Content starts

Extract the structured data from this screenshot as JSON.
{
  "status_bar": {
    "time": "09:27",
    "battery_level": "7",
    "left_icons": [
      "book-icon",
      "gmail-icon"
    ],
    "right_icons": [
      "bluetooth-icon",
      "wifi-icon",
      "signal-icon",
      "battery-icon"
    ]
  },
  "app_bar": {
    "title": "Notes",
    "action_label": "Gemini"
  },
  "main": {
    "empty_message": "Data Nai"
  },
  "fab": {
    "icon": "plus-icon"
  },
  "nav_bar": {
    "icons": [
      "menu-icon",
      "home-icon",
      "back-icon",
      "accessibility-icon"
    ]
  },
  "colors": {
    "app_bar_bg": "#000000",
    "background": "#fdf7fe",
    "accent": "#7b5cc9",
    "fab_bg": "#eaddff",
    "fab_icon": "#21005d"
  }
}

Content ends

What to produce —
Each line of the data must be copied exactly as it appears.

Solution for this task —
Extract the structured data from this screenshot as JSON.
{
  "status_bar": {
    "time": "09:27",
    "battery_level": "7",
    "left_icons": [
      "book-icon",
      "gmail-icon"
    ],
    "right_icons": [
      "bluetooth-icon",
      "wifi-icon",
      "signal-icon",
      "battery-icon"
    ]
  },
  "app_bar": {
    "title": "Notes",
    "action_label": "Gemini"
  },
  "main": {
    "empty_message": "Data Nai"
  },
  "fab": {
    "icon": "plus-icon"
  },
  "nav_bar": {
    "icons": [
      "menu-icon",
      "home-icon",
      "back-icon",
      "accessibility-icon"
    ]
  },
  "colors": {
    "app_bar_bg": "#000000",
    "background": "#fdf7fe",
    "accent": "#7b5cc9",
    "fab_bg": "#eaddff",
    "fab_icon": "#21005d"
  }
}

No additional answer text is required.